Nonpatent document 17: Hunt, C. D. (1993) in Encyclopedia of Food Science, Food Technology and Nutrition, vol. 1, eds. Macrae, R., Robinson, R. K. & Sadler, M J. (Academic Press, London), pp 440-447
Nonpatent document 18: WHO/FAO/IAEA (1996) in Trace Elements in Human Nutrition and Health, (World Health Organization, Geneva), pp. 175-179
Nonpatent document 19: Nielsen, F. H. (1997) Plant Soil 193, 199-208
Nonpatent document 20: Cochran, D. G. (1995) Experientia 51, 561-563
Nonpatent document 21: Lukaszewski, K. M., Blevins, D. G., & Randall, D. D. (1992) Plant Physiol. 99, 1670-1676
Nonpatent document 22: Reid R. J., Hayes J. E., Post A., Stangoulis J. C. R., & Graham R. D. (2004) Plant Cell Environ. 27, 1405-1414
Nonpatent document 23: Huel, G., Yazbeck, C., Burnel, D., Missy, P., & Kloppmann. W. (2004) Toxicol.
Sci. 80,304-309

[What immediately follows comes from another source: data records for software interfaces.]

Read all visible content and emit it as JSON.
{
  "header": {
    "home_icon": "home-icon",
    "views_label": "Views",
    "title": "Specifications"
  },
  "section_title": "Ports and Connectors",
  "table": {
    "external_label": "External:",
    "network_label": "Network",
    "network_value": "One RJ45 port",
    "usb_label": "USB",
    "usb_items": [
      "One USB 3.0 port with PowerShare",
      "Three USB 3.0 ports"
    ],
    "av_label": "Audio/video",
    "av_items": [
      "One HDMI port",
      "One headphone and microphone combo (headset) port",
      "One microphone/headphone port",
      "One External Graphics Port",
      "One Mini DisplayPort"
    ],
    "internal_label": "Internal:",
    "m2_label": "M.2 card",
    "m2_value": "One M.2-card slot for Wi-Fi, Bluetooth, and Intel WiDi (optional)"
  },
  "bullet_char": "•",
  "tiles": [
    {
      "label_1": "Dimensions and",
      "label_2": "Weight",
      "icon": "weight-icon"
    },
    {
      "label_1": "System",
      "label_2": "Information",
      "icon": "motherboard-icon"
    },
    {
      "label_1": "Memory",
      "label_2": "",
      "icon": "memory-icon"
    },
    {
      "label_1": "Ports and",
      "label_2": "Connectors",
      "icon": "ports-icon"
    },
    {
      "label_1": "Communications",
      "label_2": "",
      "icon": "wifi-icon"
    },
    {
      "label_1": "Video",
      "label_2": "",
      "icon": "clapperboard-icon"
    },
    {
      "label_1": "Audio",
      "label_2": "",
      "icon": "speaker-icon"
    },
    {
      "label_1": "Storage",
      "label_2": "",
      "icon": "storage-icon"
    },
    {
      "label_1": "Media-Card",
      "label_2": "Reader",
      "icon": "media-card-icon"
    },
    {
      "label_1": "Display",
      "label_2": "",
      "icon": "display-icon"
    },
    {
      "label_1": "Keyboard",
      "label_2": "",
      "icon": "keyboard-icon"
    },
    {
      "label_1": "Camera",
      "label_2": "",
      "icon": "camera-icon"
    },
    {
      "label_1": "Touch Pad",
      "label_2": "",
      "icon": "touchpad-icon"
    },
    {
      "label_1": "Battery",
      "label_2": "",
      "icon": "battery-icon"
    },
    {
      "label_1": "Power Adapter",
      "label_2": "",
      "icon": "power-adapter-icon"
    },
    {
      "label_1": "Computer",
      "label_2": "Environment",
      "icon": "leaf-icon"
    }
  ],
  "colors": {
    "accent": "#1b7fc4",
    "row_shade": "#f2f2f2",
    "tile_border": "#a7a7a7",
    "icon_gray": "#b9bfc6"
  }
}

Nonpatent document 24: Ralston, N. V. C., & Hunt, C. D. (2000) FASEB J. 14, A538
Nonpatent document 25: Ricardo, A., Carrigan, M. A., Olcott, A. N., & Benner, S. A. (2004) Science 303, 196
Citation or identification of any document in this application is not an admission that such document is available as prior art to the present invention.

特許請求の範囲(英語) [claim1]
1. A method for conferring boric acid tolerance to a yeast comprising: i) introducing the DNA of SEQ ID NO: 3 operably linked to a promoter into the yeast;
ii) culturing the yeast in the presence of boric acid and expressing the DNA of SEQ ID NO: 3 to confer boric acid tolerance to the yeast; and
iii) selecting the yeast in which tolerance to 80 mM boric acid is conferred.
  • 発明者/出願人(英語)
  • 435/483
参考情報 (研究プロジェクト等) PRESTO Conversion and Control by Advanced Chemistry AREA